• _Exercise description_:
Scan the entries below for the word "JSON" and copy every line where it turns up.

• _Task input_:
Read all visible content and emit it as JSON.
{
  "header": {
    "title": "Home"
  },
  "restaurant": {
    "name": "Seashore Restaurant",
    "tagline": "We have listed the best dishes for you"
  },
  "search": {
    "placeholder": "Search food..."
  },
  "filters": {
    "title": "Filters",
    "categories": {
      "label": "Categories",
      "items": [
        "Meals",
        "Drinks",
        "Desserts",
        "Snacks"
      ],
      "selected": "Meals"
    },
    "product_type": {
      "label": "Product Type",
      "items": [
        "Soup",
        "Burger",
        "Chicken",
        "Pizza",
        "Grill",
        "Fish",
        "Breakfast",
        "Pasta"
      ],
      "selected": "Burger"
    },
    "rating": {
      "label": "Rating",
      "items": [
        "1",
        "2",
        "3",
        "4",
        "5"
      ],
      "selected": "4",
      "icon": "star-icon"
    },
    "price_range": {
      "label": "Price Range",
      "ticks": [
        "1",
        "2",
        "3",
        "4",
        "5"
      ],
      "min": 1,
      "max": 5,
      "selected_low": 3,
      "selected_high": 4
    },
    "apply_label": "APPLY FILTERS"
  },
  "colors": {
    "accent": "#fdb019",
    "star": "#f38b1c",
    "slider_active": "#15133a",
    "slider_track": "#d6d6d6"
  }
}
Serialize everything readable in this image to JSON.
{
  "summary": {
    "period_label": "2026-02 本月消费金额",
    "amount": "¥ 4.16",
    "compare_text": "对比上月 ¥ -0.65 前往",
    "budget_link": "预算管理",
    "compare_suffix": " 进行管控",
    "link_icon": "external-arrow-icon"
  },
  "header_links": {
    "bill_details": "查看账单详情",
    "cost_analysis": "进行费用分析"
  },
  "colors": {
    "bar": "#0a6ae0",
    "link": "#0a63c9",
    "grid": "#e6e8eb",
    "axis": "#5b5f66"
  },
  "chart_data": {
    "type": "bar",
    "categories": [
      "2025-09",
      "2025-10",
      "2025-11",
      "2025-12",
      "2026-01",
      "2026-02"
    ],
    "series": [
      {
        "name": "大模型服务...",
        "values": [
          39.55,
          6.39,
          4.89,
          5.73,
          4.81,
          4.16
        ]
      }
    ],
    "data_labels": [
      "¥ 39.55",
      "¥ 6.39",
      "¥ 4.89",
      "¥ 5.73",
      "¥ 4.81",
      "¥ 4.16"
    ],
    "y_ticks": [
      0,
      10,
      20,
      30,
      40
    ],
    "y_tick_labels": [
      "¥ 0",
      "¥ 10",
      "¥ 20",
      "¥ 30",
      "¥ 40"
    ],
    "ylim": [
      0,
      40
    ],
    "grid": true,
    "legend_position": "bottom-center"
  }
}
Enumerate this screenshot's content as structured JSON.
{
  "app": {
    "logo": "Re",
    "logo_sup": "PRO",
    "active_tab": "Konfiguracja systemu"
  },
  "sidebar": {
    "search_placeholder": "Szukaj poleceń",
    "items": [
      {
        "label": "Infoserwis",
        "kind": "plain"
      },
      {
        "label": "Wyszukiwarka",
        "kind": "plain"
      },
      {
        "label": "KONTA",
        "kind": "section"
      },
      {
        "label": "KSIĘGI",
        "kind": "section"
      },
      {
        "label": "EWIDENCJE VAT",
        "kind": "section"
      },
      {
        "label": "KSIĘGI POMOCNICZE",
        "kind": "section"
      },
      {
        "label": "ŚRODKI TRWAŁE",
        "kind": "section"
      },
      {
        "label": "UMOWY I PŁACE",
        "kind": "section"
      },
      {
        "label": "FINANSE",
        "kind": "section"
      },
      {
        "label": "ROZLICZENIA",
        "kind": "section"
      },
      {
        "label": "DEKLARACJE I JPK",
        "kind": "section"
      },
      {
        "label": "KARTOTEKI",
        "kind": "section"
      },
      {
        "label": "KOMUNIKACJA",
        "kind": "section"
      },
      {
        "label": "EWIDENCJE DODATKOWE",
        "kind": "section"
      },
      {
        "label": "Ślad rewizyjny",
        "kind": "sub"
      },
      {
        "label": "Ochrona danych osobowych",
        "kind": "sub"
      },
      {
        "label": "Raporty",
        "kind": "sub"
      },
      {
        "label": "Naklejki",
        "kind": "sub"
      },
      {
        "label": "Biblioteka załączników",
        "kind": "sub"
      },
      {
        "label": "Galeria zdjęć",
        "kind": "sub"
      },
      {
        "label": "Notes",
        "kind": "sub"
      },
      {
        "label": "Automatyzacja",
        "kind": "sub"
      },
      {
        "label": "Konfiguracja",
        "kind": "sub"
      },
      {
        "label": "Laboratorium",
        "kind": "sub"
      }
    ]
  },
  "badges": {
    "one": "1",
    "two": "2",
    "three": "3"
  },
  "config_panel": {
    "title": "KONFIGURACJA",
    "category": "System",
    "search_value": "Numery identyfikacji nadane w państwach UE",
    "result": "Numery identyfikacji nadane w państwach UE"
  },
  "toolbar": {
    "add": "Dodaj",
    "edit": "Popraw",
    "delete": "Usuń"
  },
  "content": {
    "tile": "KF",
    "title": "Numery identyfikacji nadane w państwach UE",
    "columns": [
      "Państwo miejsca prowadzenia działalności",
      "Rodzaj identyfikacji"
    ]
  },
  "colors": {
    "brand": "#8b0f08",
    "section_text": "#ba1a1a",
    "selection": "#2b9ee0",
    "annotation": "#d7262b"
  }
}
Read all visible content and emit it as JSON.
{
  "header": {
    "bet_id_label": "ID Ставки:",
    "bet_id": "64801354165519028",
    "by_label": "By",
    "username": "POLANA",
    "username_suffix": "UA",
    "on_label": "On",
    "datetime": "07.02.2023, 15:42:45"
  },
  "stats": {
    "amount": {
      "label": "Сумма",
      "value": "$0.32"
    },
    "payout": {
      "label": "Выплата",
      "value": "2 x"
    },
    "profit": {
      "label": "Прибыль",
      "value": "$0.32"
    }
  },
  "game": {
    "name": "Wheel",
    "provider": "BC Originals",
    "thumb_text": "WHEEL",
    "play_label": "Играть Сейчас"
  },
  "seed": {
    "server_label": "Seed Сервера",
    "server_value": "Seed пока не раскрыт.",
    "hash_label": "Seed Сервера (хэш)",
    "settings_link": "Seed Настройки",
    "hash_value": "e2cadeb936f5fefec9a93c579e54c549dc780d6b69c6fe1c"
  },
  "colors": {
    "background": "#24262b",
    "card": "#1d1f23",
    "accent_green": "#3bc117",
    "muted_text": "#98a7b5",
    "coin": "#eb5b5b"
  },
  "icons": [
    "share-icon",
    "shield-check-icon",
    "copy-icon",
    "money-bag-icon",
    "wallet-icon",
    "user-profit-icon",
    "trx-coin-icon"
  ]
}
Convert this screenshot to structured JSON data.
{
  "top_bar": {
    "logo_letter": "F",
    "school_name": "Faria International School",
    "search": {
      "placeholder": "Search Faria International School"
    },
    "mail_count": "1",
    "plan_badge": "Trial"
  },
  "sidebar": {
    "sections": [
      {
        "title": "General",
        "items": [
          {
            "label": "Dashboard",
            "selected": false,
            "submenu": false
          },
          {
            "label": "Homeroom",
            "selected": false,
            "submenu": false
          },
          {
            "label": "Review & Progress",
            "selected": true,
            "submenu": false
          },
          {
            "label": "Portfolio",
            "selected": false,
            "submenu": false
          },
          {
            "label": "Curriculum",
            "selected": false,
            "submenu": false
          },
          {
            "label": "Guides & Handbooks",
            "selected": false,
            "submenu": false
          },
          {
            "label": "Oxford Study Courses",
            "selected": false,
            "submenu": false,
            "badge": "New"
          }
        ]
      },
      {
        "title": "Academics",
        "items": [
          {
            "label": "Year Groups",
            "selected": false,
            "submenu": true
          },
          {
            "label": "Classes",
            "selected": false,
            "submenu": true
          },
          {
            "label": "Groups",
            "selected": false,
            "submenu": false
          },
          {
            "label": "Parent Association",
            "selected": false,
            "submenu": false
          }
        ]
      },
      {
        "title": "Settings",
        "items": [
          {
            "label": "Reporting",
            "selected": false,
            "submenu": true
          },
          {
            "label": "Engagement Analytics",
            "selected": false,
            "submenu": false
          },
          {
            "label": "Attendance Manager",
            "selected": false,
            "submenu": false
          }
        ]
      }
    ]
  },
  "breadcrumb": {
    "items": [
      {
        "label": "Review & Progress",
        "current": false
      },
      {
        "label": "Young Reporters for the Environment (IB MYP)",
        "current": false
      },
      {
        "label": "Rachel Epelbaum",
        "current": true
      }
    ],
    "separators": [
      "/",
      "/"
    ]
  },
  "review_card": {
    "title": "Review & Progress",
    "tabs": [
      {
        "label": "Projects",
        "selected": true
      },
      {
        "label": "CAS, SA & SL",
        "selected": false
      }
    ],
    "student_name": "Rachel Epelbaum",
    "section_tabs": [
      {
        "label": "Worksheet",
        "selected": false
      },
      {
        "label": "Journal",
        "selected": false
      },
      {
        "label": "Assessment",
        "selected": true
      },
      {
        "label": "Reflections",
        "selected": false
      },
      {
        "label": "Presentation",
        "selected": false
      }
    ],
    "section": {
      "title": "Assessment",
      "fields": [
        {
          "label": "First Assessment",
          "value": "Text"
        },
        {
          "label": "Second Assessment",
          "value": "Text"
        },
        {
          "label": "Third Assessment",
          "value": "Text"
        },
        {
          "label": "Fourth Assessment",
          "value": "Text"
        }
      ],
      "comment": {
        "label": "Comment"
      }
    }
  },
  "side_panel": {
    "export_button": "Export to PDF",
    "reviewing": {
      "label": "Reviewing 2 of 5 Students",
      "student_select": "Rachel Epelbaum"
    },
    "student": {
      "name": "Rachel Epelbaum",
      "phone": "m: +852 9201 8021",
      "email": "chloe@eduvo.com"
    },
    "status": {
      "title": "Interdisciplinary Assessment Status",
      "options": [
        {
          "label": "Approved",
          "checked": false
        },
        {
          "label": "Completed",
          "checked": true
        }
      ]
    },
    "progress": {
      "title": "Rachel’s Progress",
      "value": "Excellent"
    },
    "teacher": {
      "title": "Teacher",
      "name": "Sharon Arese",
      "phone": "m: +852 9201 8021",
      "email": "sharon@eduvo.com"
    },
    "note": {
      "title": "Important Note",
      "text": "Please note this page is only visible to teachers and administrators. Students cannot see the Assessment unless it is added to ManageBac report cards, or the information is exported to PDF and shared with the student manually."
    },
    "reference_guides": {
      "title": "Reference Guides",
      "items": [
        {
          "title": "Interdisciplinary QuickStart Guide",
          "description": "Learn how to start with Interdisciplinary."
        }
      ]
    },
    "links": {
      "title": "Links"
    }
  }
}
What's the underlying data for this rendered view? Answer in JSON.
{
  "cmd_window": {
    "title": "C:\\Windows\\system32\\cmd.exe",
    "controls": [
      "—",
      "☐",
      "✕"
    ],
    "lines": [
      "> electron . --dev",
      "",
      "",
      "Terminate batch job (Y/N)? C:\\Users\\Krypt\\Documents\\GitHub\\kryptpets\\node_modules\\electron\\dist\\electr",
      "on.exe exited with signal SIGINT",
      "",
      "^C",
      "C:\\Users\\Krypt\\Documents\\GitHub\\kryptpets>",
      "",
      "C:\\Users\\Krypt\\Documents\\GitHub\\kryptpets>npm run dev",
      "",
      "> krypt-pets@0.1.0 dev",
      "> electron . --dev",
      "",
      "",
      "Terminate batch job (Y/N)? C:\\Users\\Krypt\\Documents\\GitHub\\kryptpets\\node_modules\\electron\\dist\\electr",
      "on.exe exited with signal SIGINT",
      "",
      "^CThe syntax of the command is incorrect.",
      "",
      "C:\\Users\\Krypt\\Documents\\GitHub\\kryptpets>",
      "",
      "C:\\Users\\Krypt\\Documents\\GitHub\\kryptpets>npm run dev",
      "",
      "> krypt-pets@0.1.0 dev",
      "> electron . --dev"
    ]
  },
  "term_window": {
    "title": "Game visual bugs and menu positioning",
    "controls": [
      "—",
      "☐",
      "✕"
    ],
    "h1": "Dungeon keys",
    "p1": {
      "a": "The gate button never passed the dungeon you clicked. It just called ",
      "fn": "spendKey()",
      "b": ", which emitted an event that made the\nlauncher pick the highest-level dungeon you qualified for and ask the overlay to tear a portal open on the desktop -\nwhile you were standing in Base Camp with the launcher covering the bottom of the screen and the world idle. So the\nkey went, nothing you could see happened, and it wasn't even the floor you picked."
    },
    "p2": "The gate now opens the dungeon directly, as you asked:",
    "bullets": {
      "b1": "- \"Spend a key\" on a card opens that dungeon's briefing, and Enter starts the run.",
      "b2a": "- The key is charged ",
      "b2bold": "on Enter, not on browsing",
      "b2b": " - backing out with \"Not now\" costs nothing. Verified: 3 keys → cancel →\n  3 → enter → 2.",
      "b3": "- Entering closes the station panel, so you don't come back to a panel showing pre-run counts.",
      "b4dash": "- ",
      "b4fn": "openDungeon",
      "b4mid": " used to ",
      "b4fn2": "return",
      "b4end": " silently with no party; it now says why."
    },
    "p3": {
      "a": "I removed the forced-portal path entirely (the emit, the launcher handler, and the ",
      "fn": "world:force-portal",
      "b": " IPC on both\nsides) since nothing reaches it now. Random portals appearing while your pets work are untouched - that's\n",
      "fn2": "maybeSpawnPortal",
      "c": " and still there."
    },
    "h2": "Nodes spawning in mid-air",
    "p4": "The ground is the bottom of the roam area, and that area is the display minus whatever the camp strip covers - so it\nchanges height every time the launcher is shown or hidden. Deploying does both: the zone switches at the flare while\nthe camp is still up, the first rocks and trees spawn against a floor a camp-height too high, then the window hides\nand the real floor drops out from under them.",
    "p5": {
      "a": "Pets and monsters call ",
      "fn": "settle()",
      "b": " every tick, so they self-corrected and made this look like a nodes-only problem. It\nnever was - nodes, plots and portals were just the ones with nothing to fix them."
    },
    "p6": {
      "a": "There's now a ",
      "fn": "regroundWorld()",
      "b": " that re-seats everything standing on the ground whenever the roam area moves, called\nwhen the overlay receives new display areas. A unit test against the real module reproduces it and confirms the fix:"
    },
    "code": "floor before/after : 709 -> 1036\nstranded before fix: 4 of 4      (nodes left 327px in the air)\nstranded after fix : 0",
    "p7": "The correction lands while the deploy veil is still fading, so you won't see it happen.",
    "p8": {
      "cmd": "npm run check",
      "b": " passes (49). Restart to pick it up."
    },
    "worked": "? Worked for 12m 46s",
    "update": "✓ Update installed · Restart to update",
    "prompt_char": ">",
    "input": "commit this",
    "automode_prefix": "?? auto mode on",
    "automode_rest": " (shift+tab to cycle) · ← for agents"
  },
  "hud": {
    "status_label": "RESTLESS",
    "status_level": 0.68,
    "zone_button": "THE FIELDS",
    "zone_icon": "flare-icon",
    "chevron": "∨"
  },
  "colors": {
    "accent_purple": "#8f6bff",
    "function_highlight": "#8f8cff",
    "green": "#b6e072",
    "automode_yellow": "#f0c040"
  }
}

• _Result for this exercise_:
Read all visible content and emit it as JSON.
Serialize everything readable in this image to JSON.
Enumerate this screenshot's content as structured JSON.
Read all visible content and emit it as JSON.
Convert this screenshot to structured JSON data.
What's the underlying data for this rendered view? Answer in JSON.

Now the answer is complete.